Nothing about his rookie year was really ideal for Jonny Flynn. He was also cast onto a team that by design was supposed to fail…miserably. Known for his ability to fast break, he was surrounded with tree trunks the likes of Damien Wilkins, Sasha Pavlovic and Ryan Gomes. A master of the pick and roll at Syracuse, he was told to forget about the pick and roll and basically adopt a new philosophy and style of play in Minnesota, where on the flipside fellow rookie PGs, Brandon Jennings and Steph Curry, were placed in systems that perfectly suited their respective games.

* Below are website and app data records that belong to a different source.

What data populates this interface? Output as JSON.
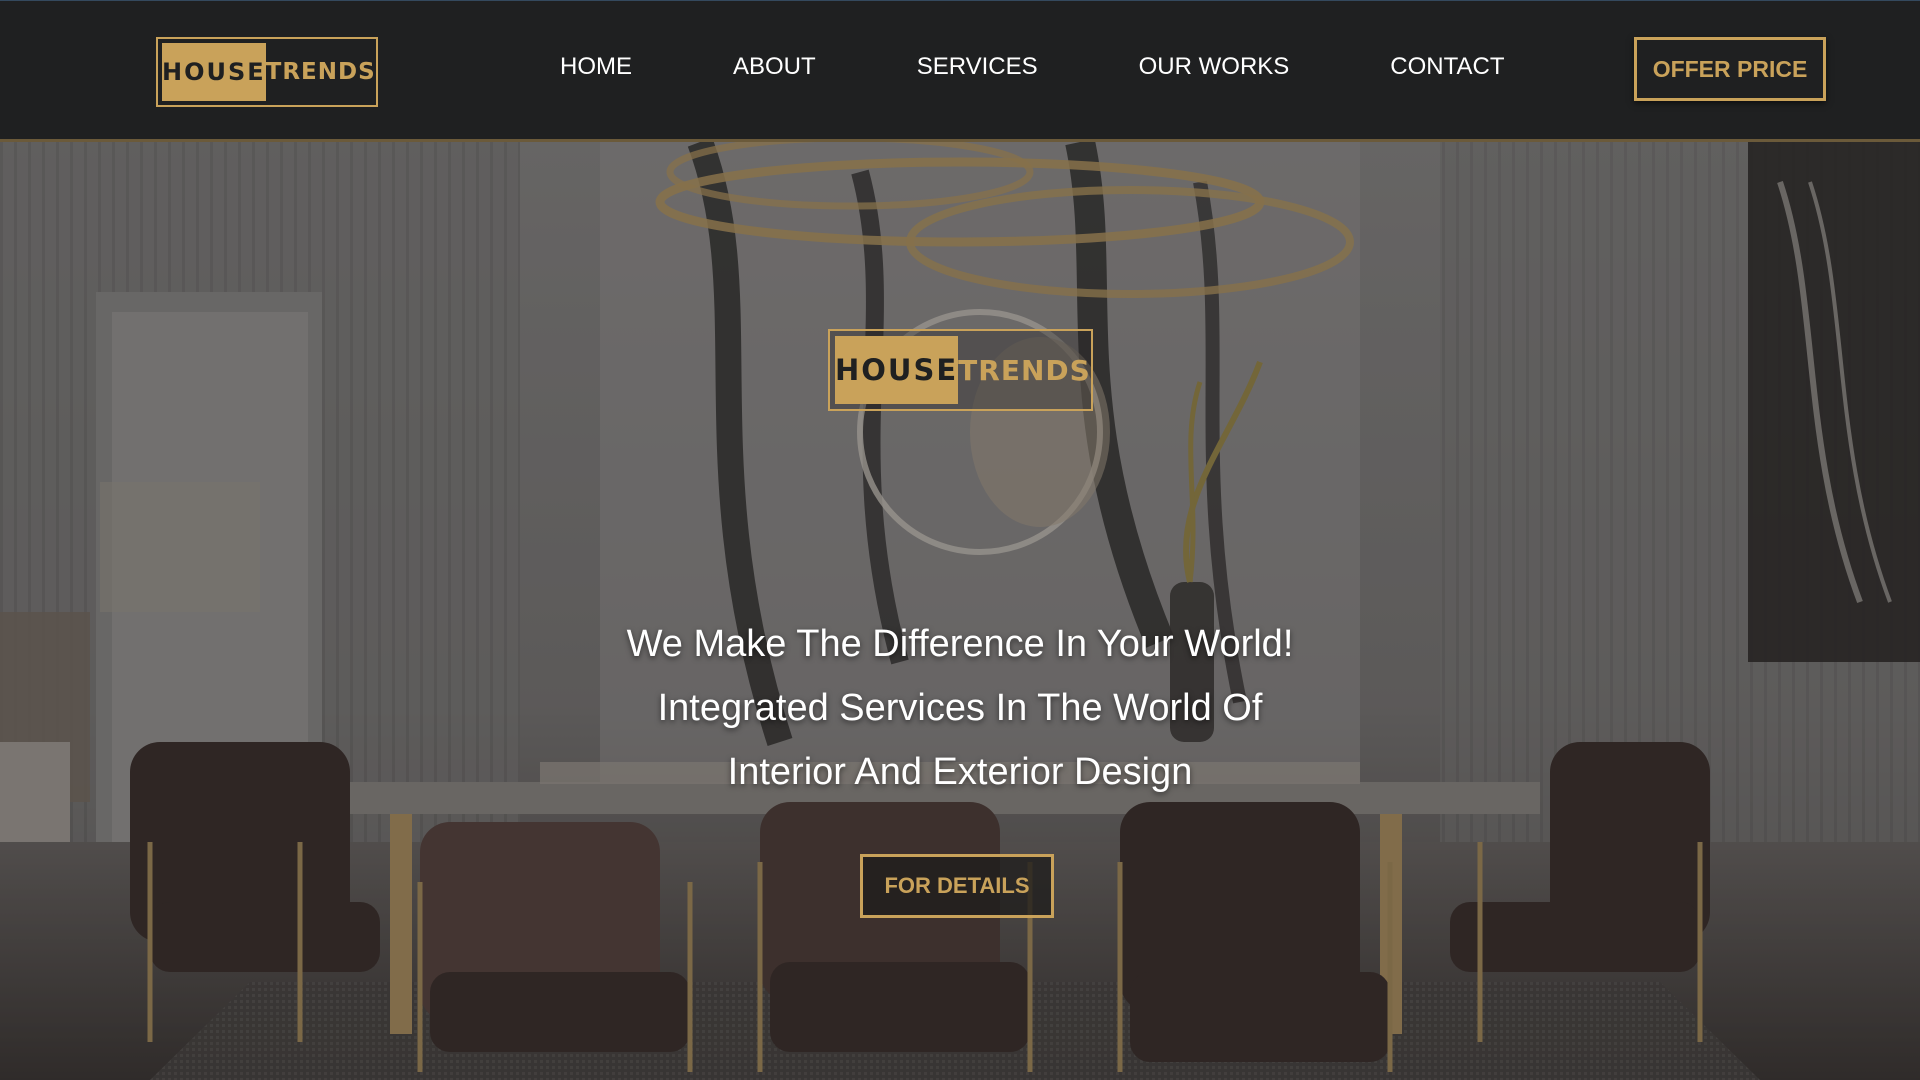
{
  "brand": {
    "logo_word_1": "HOUSE",
    "logo_word_2": "TRENDS"
  },
  "nav": {
    "items": [
      {
        "label": "HOME"
      },
      {
        "label": "ABOUT"
      },
      {
        "label": "SERVICES"
      },
      {
        "label": "OUR WORKS"
      },
      {
        "label": "CONTACT"
      }
    ]
  },
  "header": {
    "offer_label": "OFFER PRICE"
  },
  "hero": {
    "tagline_lines": [
      "We Make The Difference In Your World!",
      "Integrated Services In The World Of",
      "Interior And Exterior Design"
    ],
    "details_label": "FOR DETAILS"
  },
  "colors": {
    "accent_gold": "#c9a25a",
    "header_bg": "#1f2021",
    "nav_text": "#ffffff"
  }
}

These contradictions were done in the name of making Flynn a better overall player. Flynn could have been allowed to play differently, more to his strengths, but in doing so he would have been sacrificing long-term potential and growth in favor of short-term results. Allowing Flynn to do what he does best on nightly basis, with little check or balance, would have resulted in better box scores and simultaneously put him on to the fast track to becoming the next Bobby Jackson, a serviceable and effective scoring backup point guard. Not a bad thing necessarily. However, by forcing him to harness his established talents and instead pain stakingly improve on his weaknesses the belief is that he will eventually develop into a legitimate upper tier starting point guard. This is the vision (and gamble) of David Kahn and Kurt Rambis. It sounds terrific in theory and if it works they will both look like geniuses some day. If it doesn’t pan out, see #1.
 
4. He Played Like A Rookie
I'm going to keep this one short because it's the most apparent and requires the least analysis. Possession killing shots in the first five or so seconds of the shot clock, completely avoidable turnovers at costly times in the game and occassional defense void of any awareness or teamwork were the main culprits. In other words, he played like a rookie. The problem is that the three points above combined with the state of the average Wolves fan being sick and tired of being sick and tired and it all led to the fact that there just wasn't the patience or tolerance of rookie-like play, even though there probably should have been. Flynn didn't play like a rookie of the year or even like he deserved top 5 consideration, but he also wasn't as bad as he was too often portrayed.


The point of this isn’t to make excuses for Jonny Flynn. I’m the first to admit he deserves a fair amount of criticism for some of his play this year. Really, I’m just trying to balance the overwhelming amount of criticism he has received with the credit he also deserves. A commonly held belief is that point guard is by far the toughest position to transition from college to the pros. Based on that and the past development of other guards in the league I tend to believe that maybe, given his respectable stat outputs, obvious intangibles and consistent leadership skills that just maybe, Flynn could make a lot of people eats their words and end up as the Wolves future floor general. Unless, of course, they land John Wall. In that event, ignore everything I just said.
 
 
 
 
The views expressed in this blog are solely those of the author and do not reflect the views of CBS Sports or CBSSports.com